The first GridBee was a small lake machine produced for city park ponds and golf courses that didn’t want visible solar panels sitting on the water. GridBee models have since been developed for wastewater and potable water as well. The GridBee product line now includes six different machine sizes, from 150 gallons per minute to 10,000 gallons per minute, with some variations for the different markets.
“GridBee models have every bit as much ability to solve tough water quality problems as the SolarBee line, and use many of the same patented features,” Bleth says. “Though GridBee sales are growing, a number of customers still prefer solar-powered machines over grid-powered units when they have a choice. Even though the cost is more, they are happy to be doing something that is green and that has a payback.”
A Bright Future
Having successfully served many municipalities for over ten years, SolarBee is continuing to see significant growth in a variety of markets. Awareness of difficult water quality problems is on the rise, and EPA-driven water regulations and compliance are also increasing. Bleth says that SolarBee is experiencing a growth in industrial markets, though it has not actively marketed to industrial customers, particularly in industries such as refineries, pulp and paper, food and beverage processing, and chemical plants. “Many of the solutions we’ve engineered for municipal markets have direct crossover to these industries, including energy reduction, chemical reduction, permit compliance, water re-use, odor control, and sludge reduction,” he adds.
He also says that SolarBee’s reservoir water quality improvement equipment has allowed the company to serve a niche that few other companies are serving. “Every day we learn of new reservoir water quality problems worldwide,” Bleth says. “I’d like to say that’s because we do such a great job for our customers. But I’m pretty sure it’s also at least partly because so many people have no other company to turn to for the expertise and products that they need and we offer.”

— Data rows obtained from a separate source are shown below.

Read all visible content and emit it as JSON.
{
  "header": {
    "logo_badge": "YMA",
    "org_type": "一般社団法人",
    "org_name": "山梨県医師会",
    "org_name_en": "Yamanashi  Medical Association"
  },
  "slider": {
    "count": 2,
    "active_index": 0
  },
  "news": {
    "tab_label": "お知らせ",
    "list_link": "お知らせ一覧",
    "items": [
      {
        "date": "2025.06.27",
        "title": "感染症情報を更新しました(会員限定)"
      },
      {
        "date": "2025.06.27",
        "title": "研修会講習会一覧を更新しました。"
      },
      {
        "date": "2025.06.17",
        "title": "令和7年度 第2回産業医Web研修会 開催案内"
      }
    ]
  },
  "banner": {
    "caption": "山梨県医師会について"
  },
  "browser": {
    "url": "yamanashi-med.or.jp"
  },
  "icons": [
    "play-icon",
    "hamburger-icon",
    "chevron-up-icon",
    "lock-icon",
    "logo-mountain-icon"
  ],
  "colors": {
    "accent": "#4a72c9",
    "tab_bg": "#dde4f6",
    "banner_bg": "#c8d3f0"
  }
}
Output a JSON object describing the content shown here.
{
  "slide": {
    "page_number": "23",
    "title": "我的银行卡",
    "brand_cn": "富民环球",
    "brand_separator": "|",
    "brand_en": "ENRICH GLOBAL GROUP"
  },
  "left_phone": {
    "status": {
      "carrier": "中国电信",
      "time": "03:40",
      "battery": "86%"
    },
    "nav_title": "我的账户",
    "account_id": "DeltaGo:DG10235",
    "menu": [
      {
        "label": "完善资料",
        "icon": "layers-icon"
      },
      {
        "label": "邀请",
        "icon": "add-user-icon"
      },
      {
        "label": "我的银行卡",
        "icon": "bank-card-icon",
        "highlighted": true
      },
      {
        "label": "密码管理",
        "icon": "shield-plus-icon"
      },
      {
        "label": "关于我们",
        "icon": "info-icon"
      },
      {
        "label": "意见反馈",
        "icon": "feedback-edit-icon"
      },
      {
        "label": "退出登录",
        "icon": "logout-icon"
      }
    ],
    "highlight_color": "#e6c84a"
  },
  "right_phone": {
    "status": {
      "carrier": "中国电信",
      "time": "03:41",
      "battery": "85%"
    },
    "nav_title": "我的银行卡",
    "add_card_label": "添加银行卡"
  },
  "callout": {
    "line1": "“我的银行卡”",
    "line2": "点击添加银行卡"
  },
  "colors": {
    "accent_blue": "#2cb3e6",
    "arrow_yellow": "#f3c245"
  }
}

“SolarBee is very optimistic for continued strong growth in the future.”